[Data records for software interfaces]
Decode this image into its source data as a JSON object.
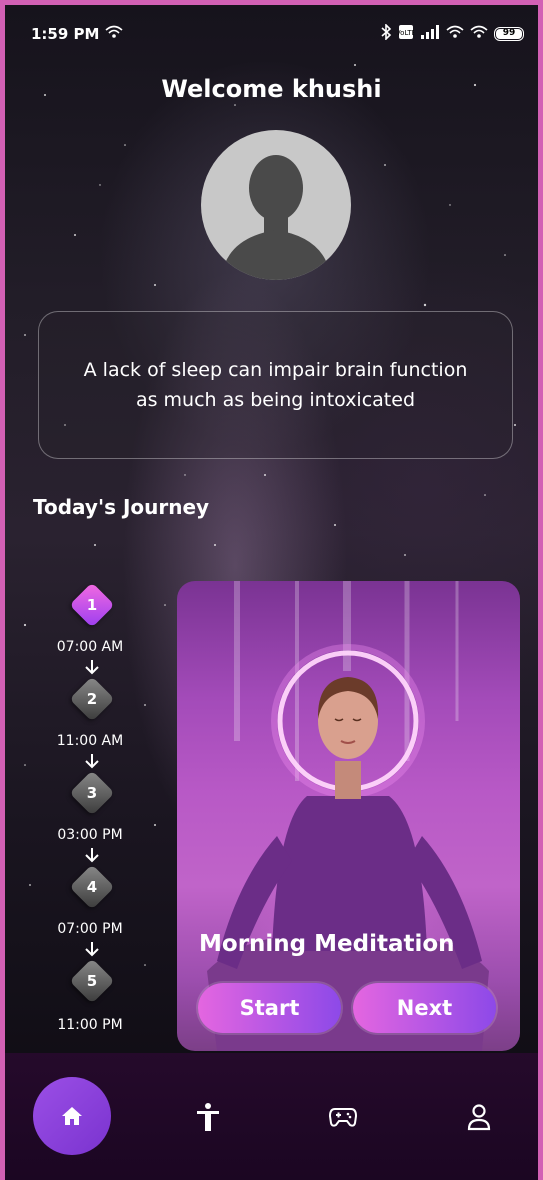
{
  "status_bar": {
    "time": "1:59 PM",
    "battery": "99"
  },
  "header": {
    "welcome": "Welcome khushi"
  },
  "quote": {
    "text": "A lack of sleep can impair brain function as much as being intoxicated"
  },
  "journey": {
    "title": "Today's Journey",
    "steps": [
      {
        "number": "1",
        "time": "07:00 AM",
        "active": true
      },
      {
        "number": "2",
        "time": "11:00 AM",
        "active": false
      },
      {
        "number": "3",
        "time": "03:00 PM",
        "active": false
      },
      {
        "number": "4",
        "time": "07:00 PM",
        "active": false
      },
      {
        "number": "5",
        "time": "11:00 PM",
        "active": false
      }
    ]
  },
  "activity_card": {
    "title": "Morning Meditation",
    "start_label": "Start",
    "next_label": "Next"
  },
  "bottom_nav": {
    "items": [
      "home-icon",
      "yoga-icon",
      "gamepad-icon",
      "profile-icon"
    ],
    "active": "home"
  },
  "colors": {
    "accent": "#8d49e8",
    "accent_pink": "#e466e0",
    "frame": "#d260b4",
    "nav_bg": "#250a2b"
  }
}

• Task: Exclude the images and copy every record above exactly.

• Your response:
Decode this image into its source data as a JSON object.
{
  "status_bar": {
    "time": "1:59 PM",
    "battery": "99"
  },
  "header": {
    "welcome": "Welcome khushi"
  },
  "quote": {
    "text": "A lack of sleep can impair brain function as much as being intoxicated"
  },
  "journey": {
    "title": "Today's Journey",
    "steps": [
      {
        "number": "1",
        "time": "07:00 AM",
        "active": true
      },
      {
        "number": "2",
        "time": "11:00 AM",
        "active": false
      },
      {
        "number": "3",
        "time": "03:00 PM",
        "active": false
      },
      {
        "number": "4",
        "time": "07:00 PM",
        "active": false
      },
      {
        "number": "5",
        "time": "11:00 PM",
        "active": false
      }
    ]
  },
  "activity_card": {
    "title": "Morning Meditation",
    "start_label": "Start",
    "next_label": "Next"
  },
  "bottom_nav": {
    "items": [
      "home-icon",
      "yoga-icon",
      "gamepad-icon",
      "profile-icon"
    ],
    "active": "home"
  },
  "colors": {
    "accent": "#8d49e8",
    "accent_pink": "#e466e0",
    "frame": "#d260b4",
    "nav_bg": "#250a2b"
  }
}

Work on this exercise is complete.